On how doing Queer Eye has pushed his personal boundaries
Being around Jonathan Van Ness changed my boundaries! ... I was always very, very much Westernized, but I've become more so with the things I will discuss. I was always quite foul mouthed. I've always been foul mouthed. And that's just very typically English, especially in working-class culture, and my parents were definitely working class. ... I have become more vulgar now, because ... that's the humor on set. We're just a silly, playful bunch.

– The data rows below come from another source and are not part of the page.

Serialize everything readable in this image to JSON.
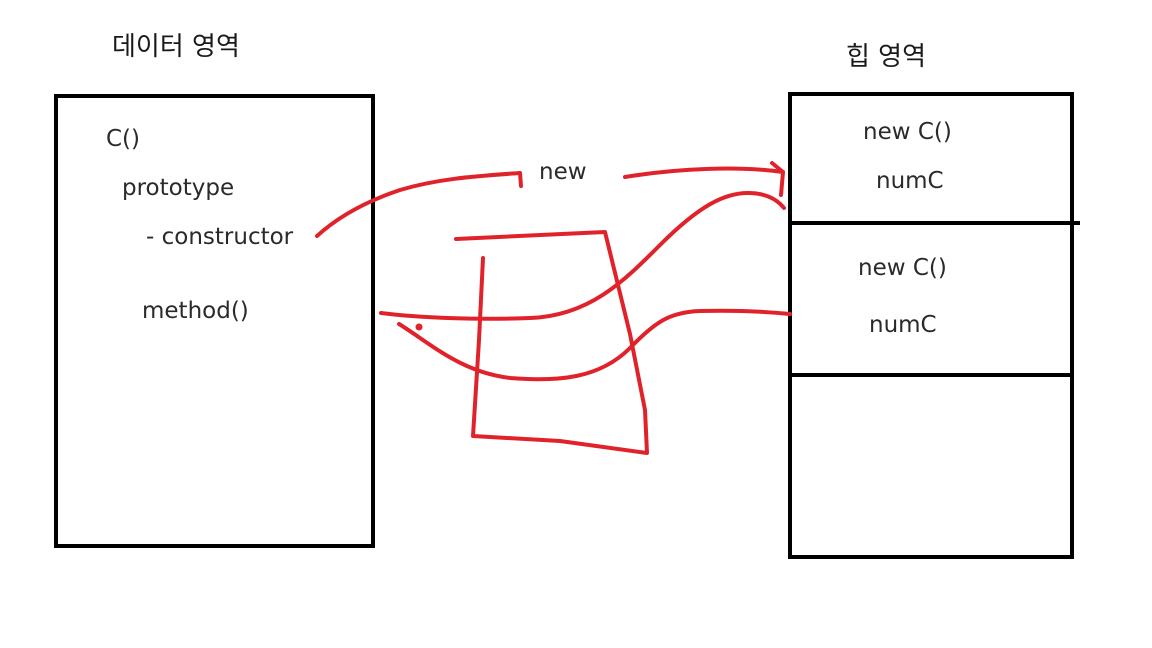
{
  "data_area": {
    "title": "데이터 영역",
    "items": {
      "c_func": "C()",
      "prototype": "prototype",
      "constructor": "- constructor",
      "method": "method()"
    }
  },
  "heap_area": {
    "title": "힙 영역",
    "instances": [
      {
        "label": "new C()",
        "field": "numC"
      },
      {
        "label": "new C()",
        "field": "numC"
      }
    ]
  },
  "annotation": {
    "new_label": "new"
  },
  "colors": {
    "box_stroke": "#000000",
    "arrow_ink": "#e0232b"
  }
}
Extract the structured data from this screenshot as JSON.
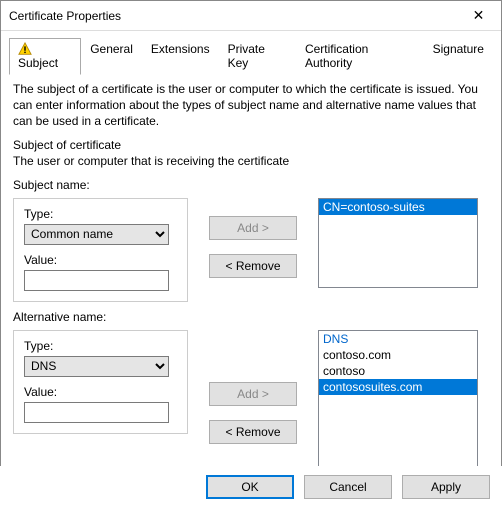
{
  "window": {
    "title": "Certificate Properties",
    "close_glyph": "✕"
  },
  "tabs": {
    "subject": "Subject",
    "general": "General",
    "extensions": "Extensions",
    "private_key": "Private Key",
    "cert_auth": "Certification Authority",
    "signature": "Signature"
  },
  "description": "The subject of a certificate is the user or computer to which the certificate is issued. You can enter information about the types of subject name and alternative name values that can be used in a certificate.",
  "subject": {
    "heading": "Subject of certificate",
    "sub": "The user or computer that is receiving the certificate",
    "name_label": "Subject name:",
    "type_label": "Type:",
    "type_value": "Common name",
    "value_label": "Value:",
    "value_value": "",
    "add_label": "Add >",
    "remove_label": "< Remove",
    "list": {
      "selected": "CN=contoso-suites"
    }
  },
  "altname": {
    "label": "Alternative name:",
    "type_label": "Type:",
    "type_value": "DNS",
    "value_label": "Value:",
    "value_value": "",
    "add_label": "Add >",
    "remove_label": "< Remove",
    "list": {
      "header": "DNS",
      "item0": "contoso.com",
      "item1": "contoso",
      "selected": "contososuites.com"
    },
    "scroll_left": "‹",
    "scroll_right": "›"
  },
  "buttons": {
    "ok": "OK",
    "cancel": "Cancel",
    "apply": "Apply"
  }
}
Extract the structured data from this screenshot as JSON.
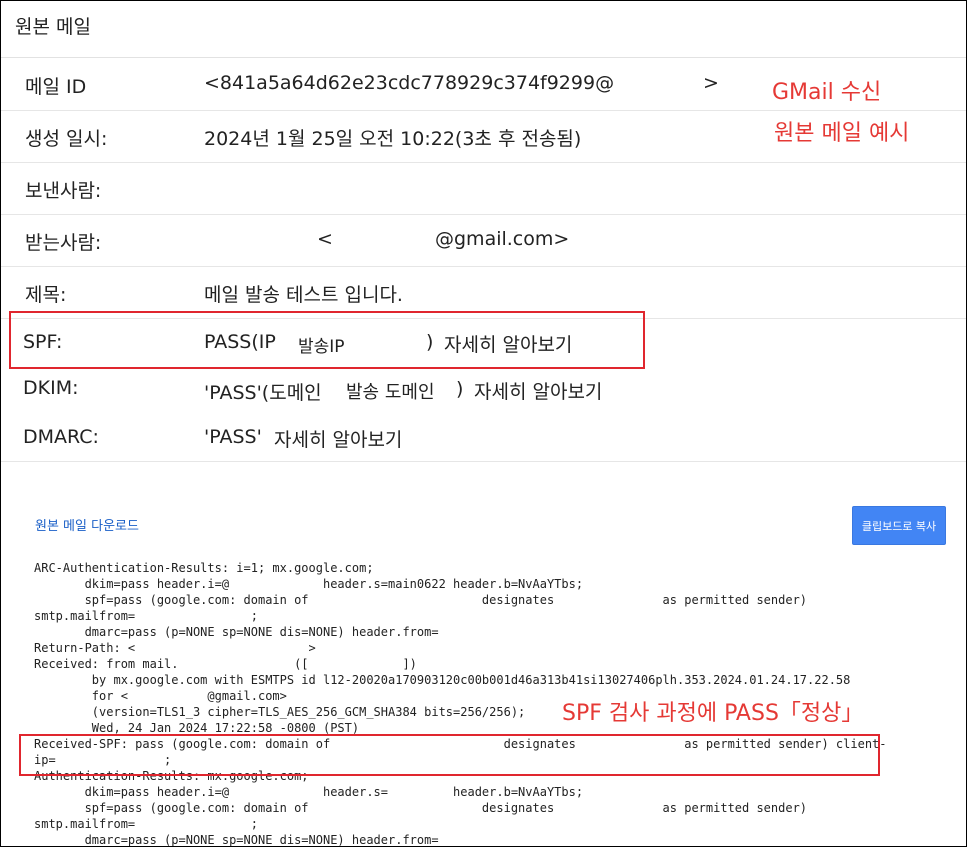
{
  "header": {
    "title": "원본 메일"
  },
  "rows": {
    "message_id": {
      "label": "메일 ID",
      "value_start": "<841a5a64d62e23cdc778929c374f9299@",
      "value_end": ">"
    },
    "created": {
      "label": "생성 일시:",
      "value": "2024년 1월 25일 오전 10:22(3초 후 전송됨)"
    },
    "from": {
      "label": "보낸사람:",
      "value": ""
    },
    "to": {
      "label": "받는사람:",
      "value_start": "<",
      "value_end": "@gmail.com>"
    },
    "subject": {
      "label": "제목:",
      "value": "메일 발송 테스트 입니다."
    },
    "spf": {
      "label": "SPF:",
      "value_start": "PASS(IP",
      "red_text": "발송IP",
      "value_end": ")",
      "learn_more": "자세히 알아보기"
    },
    "dkim": {
      "label": "DKIM:",
      "value_start": "'PASS'(도메인",
      "red_text": "발송 도메인",
      "value_end": ")",
      "learn_more": "자세히 알아보기"
    },
    "dmarc": {
      "label": "DMARC:",
      "value": "'PASS'",
      "learn_more": "자세히 알아보기"
    }
  },
  "annotations": {
    "gmail_1": "GMail 수신",
    "gmail_2": "원본 메일 예시",
    "spf_check": "SPF 검사 과정에 PASS「정상」"
  },
  "download_link": "원본 메일 다운로드",
  "copy_button": "클립보드로 복사",
  "raw_lines": [
    "ARC-Authentication-Results: i=1; mx.google.com;",
    "       dkim=pass header.i=@             header.s=main0622 header.b=NvAaYTbs;",
    "       spf=pass (google.com: domain of                        designates               as permitted sender)",
    "smtp.mailfrom=                ;",
    "       dmarc=pass (p=NONE sp=NONE dis=NONE) header.from=",
    "Return-Path: <                        >",
    "Received: from mail.                ([             ])",
    "        by mx.google.com with ESMTPS id l12-20020a170903120c00b001d46a313b41si13027406plh.353.2024.01.24.17.22.58",
    "        for <           @gmail.com>",
    "        (version=TLS1_3 cipher=TLS_AES_256_GCM_SHA384 bits=256/256);",
    "        Wed, 24 Jan 2024 17:22:58 -0800 (PST)",
    "Received-SPF: pass (google.com: domain of                        designates               as permitted sender) client-",
    "ip=               ;",
    "Authentication-Results: mx.google.com;",
    "       dkim=pass header.i=@             header.s=         header.b=NvAaYTbs;",
    "       spf=pass (google.com: domain of                        designates               as permitted sender)",
    "smtp.mailfrom=                ;",
    "       dmarc=pass (p=NONE sp=NONE dis=NONE) header.from="
  ]
}
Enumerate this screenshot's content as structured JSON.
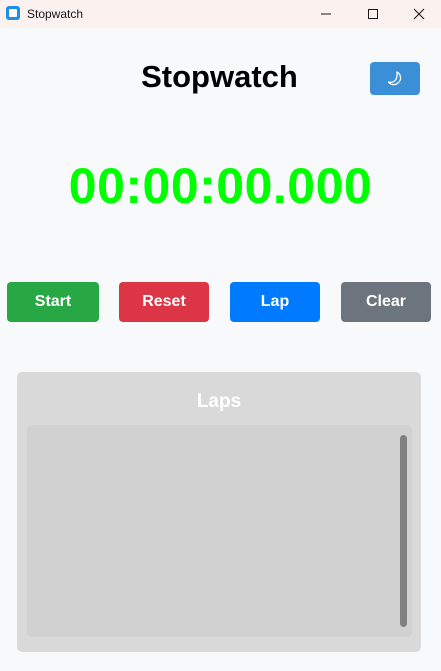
{
  "window": {
    "title": "Stopwatch",
    "controls": [
      "minimize",
      "maximize",
      "close"
    ]
  },
  "header": {
    "title": "Stopwatch",
    "theme_toggle_icon": "moon-icon"
  },
  "timer": {
    "display": "00:00:00.000",
    "color": "#00ff00"
  },
  "controls": {
    "start_label": "Start",
    "reset_label": "Reset",
    "lap_label": "Lap",
    "clear_label": "Clear",
    "colors": {
      "start": "#28a745",
      "reset": "#dc3545",
      "lap": "#007bff",
      "clear": "#6c757d"
    }
  },
  "laps": {
    "title": "Laps",
    "items": []
  }
}
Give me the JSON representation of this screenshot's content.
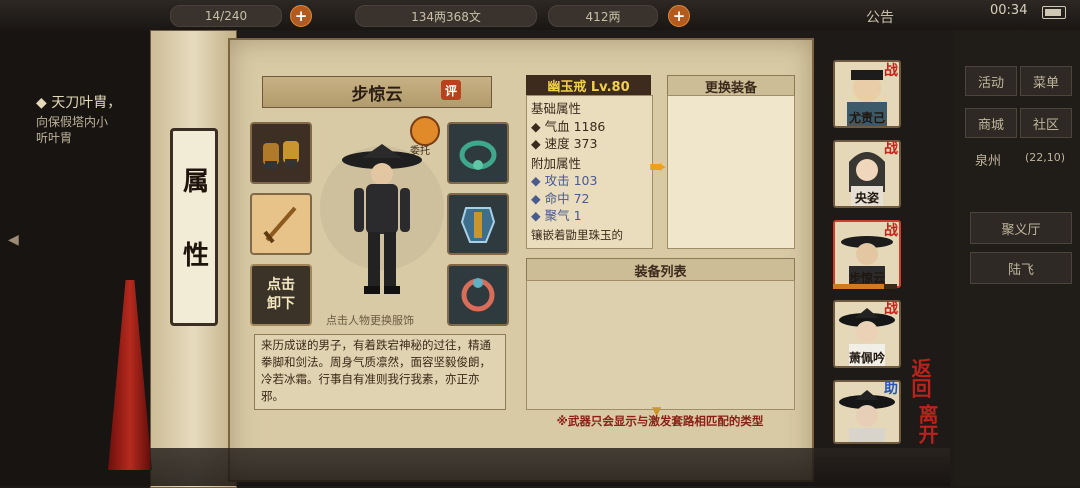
{
  "topbar": {
    "tower_count": "14/240",
    "money": "134两368文",
    "silver": "412两",
    "announce": "公告",
    "clock": "00:34"
  },
  "quest": {
    "title": "天刀叶胄，",
    "line1": "向保假塔内小",
    "line2": "听叶胄"
  },
  "scroll_title": [
    "属",
    "性"
  ],
  "character": {
    "name": "步惊云",
    "rate_label": "评",
    "entrust_label": "委托",
    "unequip_line1": "点击",
    "unequip_line2": "卸下",
    "change_outfit_hint": "点击人物更换服饰",
    "description": "来历成谜的男子，有着跌宕神秘的过往，精通拳脚和剑法。周身气质凛然，面容坚毅俊朗，冷若冰霜。行事自有准则我行我素，亦正亦邪。"
  },
  "item": {
    "name": "幽玉戒 Lv.80",
    "base_title": "基础属性",
    "base_stats": [
      "气血  1186",
      "速度  373"
    ],
    "extra_title": "附加属性",
    "extra_stats": [
      "攻击  103",
      "命中  72",
      "聚气  1"
    ],
    "socket_text": "镶嵌着勖里珠玉的"
  },
  "change_equip_label": "更换装备",
  "equip_list_label": "装备列表",
  "note": "※武器只会显示与激发套路相匹配的类型",
  "party": [
    {
      "name": "尤责己",
      "tag": "战"
    },
    {
      "name": "央姿",
      "tag": "战"
    },
    {
      "name": "步惊云",
      "tag": "战"
    },
    {
      "name": "萧佩吟",
      "tag": "战"
    },
    {
      "name": "",
      "tag": "助"
    }
  ],
  "right_menu": {
    "activity": "活动",
    "menu": "菜单",
    "shop": "商城",
    "community": "社区",
    "location": "泉州",
    "coords": "(22,10)",
    "hall": "聚义厅",
    "npc": "陆飞"
  },
  "return_label": "返回",
  "leave_label": "离开",
  "colors": {
    "accent_red": "#b9231b",
    "gold": "#f2d04a",
    "paper": "#d7caa5"
  }
}
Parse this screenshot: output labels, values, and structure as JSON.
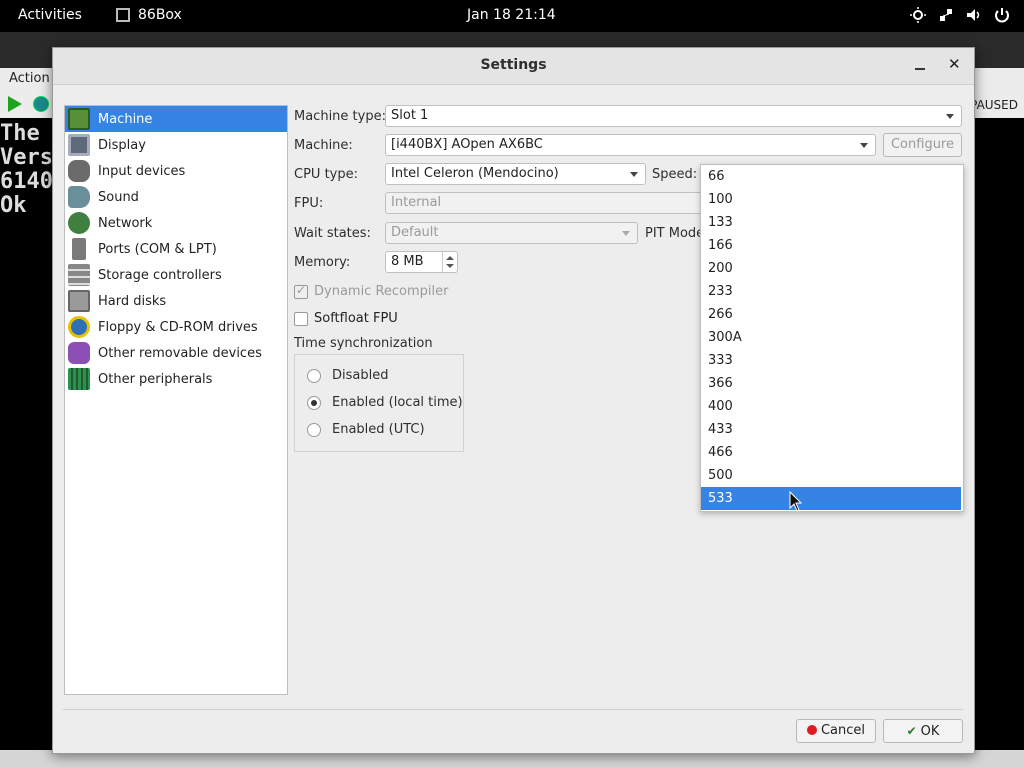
{
  "topbar": {
    "activities": "Activities",
    "app_name": "86Box",
    "clock": "Jan 18  21:14"
  },
  "bg_window": {
    "menu_action": "Action",
    "status": "PAUSED",
    "dos_lines": [
      "The",
      "Vers",
      "6140",
      "Ok"
    ]
  },
  "dialog": {
    "title": "Settings",
    "sidebar": [
      {
        "label": "Machine",
        "icon": "machine-icon",
        "color": "#5a8f3a"
      },
      {
        "label": "Display",
        "icon": "display-icon",
        "color": "#5d6a7a"
      },
      {
        "label": "Input devices",
        "icon": "input-devices-icon",
        "color": "#6b6b6b"
      },
      {
        "label": "Sound",
        "icon": "sound-icon",
        "color": "#6a8f9a"
      },
      {
        "label": "Network",
        "icon": "network-icon",
        "color": "#3f7f3f"
      },
      {
        "label": "Ports (COM & LPT)",
        "icon": "ports-icon",
        "color": "#7a7a7a"
      },
      {
        "label": "Storage controllers",
        "icon": "storage-controllers-icon",
        "color": "#888888"
      },
      {
        "label": "Hard disks",
        "icon": "hard-disks-icon",
        "color": "#9a9a9a"
      },
      {
        "label": "Floppy & CD-ROM drives",
        "icon": "floppy-cdrom-icon",
        "color": "#2f6fb5"
      },
      {
        "label": "Other removable devices",
        "icon": "removable-devices-icon",
        "color": "#8c4fb5"
      },
      {
        "label": "Other peripherals",
        "icon": "peripherals-icon",
        "color": "#2f8f4f"
      }
    ],
    "machine": {
      "machine_type_label": "Machine type:",
      "machine_type_value": "Slot 1",
      "machine_label": "Machine:",
      "machine_value": "[i440BX] AOpen AX6BC",
      "configure_label": "Configure",
      "cpu_type_label": "CPU type:",
      "cpu_type_value": "Intel Celeron (Mendocino)",
      "speed_label": "Speed:",
      "fpu_label": "FPU:",
      "fpu_value": "Internal",
      "wait_states_label": "Wait states:",
      "wait_states_value": "Default",
      "pit_mode_label": "PIT Mode",
      "memory_label": "Memory:",
      "memory_value": "8 MB",
      "dynamic_recompiler_label": "Dynamic Recompiler",
      "dynamic_recompiler_checked": true,
      "softfloat_label": "Softfloat FPU",
      "softfloat_checked": false,
      "time_sync_label": "Time synchronization",
      "time_sync_options": [
        "Disabled",
        "Enabled (local time)",
        "Enabled (UTC)"
      ],
      "time_sync_selected": "Enabled (local time)"
    },
    "speed_options": [
      "66",
      "100",
      "133",
      "166",
      "200",
      "233",
      "266",
      "300A",
      "333",
      "366",
      "400",
      "433",
      "466",
      "500",
      "533"
    ],
    "speed_selected": "533",
    "cancel_label": "Cancel",
    "ok_label": "OK"
  },
  "colors": {
    "accent": "#3584e4"
  }
}
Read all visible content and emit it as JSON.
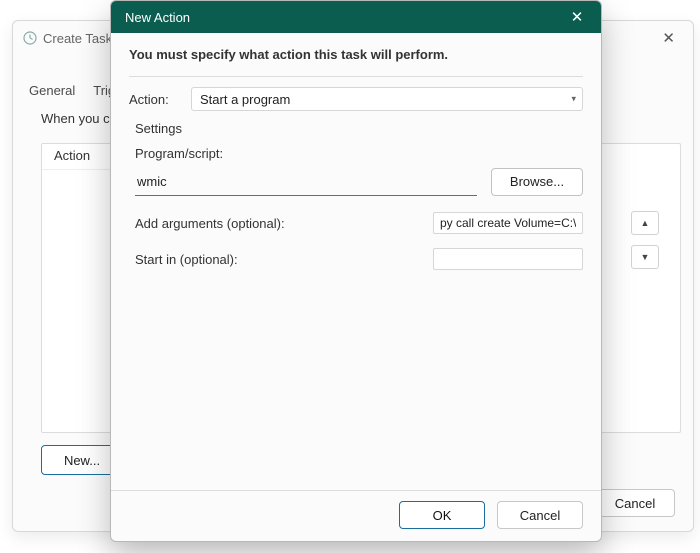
{
  "bg_window": {
    "title": "Create Task",
    "tabs": [
      "General",
      "Trig"
    ],
    "instruction": "When you c",
    "list_header": "Action",
    "new_button": "New...",
    "cancel_button": "Cancel"
  },
  "dialog": {
    "title": "New Action",
    "instruction": "You must specify what action this task will perform.",
    "action_label": "Action:",
    "action_selected": "Start a program",
    "settings_label": "Settings",
    "program_label": "Program/script:",
    "program_value": "wmic",
    "browse_label": "Browse...",
    "arguments_label": "Add arguments (optional):",
    "arguments_value": "py call create Volume=C:\\",
    "startin_label": "Start in (optional):",
    "startin_value": "",
    "ok_label": "OK",
    "cancel_label": "Cancel"
  }
}
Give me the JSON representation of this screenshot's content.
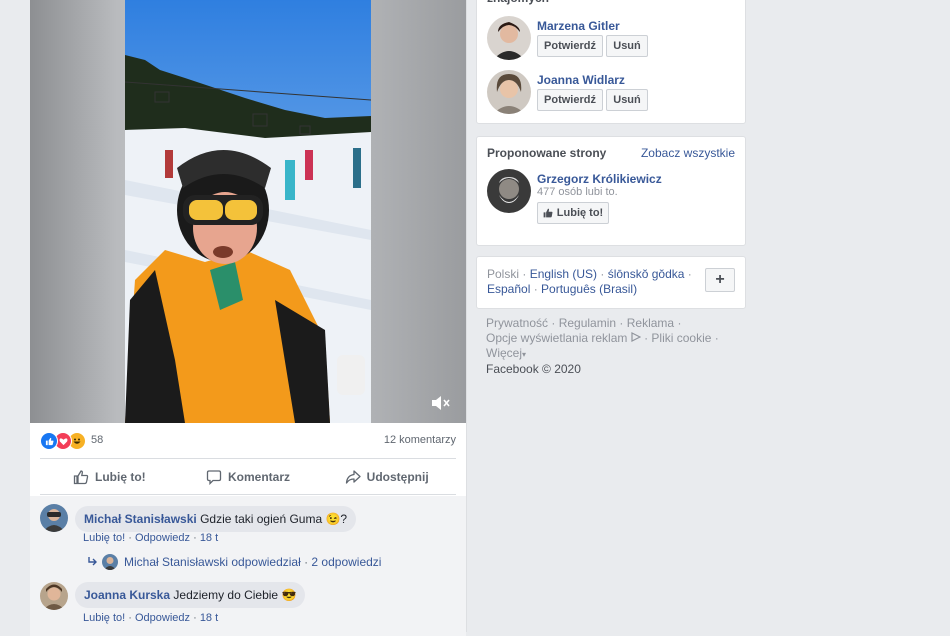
{
  "colors": {
    "link": "#385898",
    "muted": "#606770",
    "page_bg": "#e9ebee",
    "like_blue": "#1877f2"
  },
  "post": {
    "reactions": {
      "icons": [
        "like-icon",
        "love-icon",
        "haha-icon"
      ],
      "count": "58"
    },
    "comment_count": "12 komentarzy",
    "actions": {
      "like": "Lubię to!",
      "comment": "Komentarz",
      "share": "Udostępnij"
    },
    "comments": [
      {
        "author": "Michał Stanisławski",
        "text": "Gdzie taki ogień Guma 😉?",
        "like": "Lubię to!",
        "reply": "Odpowiedz",
        "time": "18 t",
        "replies_summary": {
          "who": "Michał Stanisławski odpowiedział",
          "sep": " · ",
          "count": "2 odpowiedzi"
        }
      },
      {
        "author": "Joanna Kurska",
        "text": "Jedziemy do Ciebie 😎",
        "like": "Lubię to!",
        "reply": "Odpowiedz",
        "time": "18 t"
      }
    ],
    "meta_sep": " · "
  },
  "sidebar": {
    "friend_requests": {
      "heading_cut": "znajomych",
      "people": [
        {
          "name": "Marzena Gitler",
          "confirm": "Potwierdź",
          "delete": "Usuń"
        },
        {
          "name": "Joanna Widlarz",
          "confirm": "Potwierdź",
          "delete": "Usuń"
        }
      ]
    },
    "suggested_pages": {
      "title": "Proponowane strony",
      "see_all": "Zobacz wszystkie",
      "page": {
        "name": "Grzegorz Królikiewicz",
        "likes": "477 osób lubi to.",
        "like_button": "Lubię to!"
      }
    },
    "languages": {
      "current": "Polski",
      "items": [
        "English (US)",
        "ślōnskŏ gŏdka",
        "Español",
        "Português (Brasil)"
      ],
      "sep": " · ",
      "plus": "+"
    },
    "footer": {
      "links": [
        "Prywatność",
        "Regulamin",
        "Reklama",
        "Opcje wyświetlania reklam",
        "Pliki cookie",
        "Więcej"
      ],
      "copyright": "Facebook © 2020"
    }
  }
}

And actually I love that side of me now that's able to just be free and talk about things that people are really going through. I was quite guarded before. ... All the [Queer Eye] boys will say I'm the most bounded person they know. If I don't want something to happen, if I do not want something discussed, if I do not want to be close, I will make it very clear. I set my intentions with people very clearly, very quickly, very early on. And that's something that's quite rare for Americans, I think. ...
Please know that this is my personal opinion, but being foreign here in the U.S., I found that Americans are quite passive-aggressive when it comes to setting their true intentions when they first meet friends. But the British culture, we were a lot more open about what we will accept or not accept from our friends and family, and so I think that's quite jarring for the boys. So I've taught them my boundaries, but they've also pushed them, and the parts that have been pushed are for the better, as far as I'm concerned.
Sam Briger and Mooj Zadie produced and edited the audio of this interview. Bridget Bentz, Molly Seavy-Nesper and Beth Novey adapted it for the Web.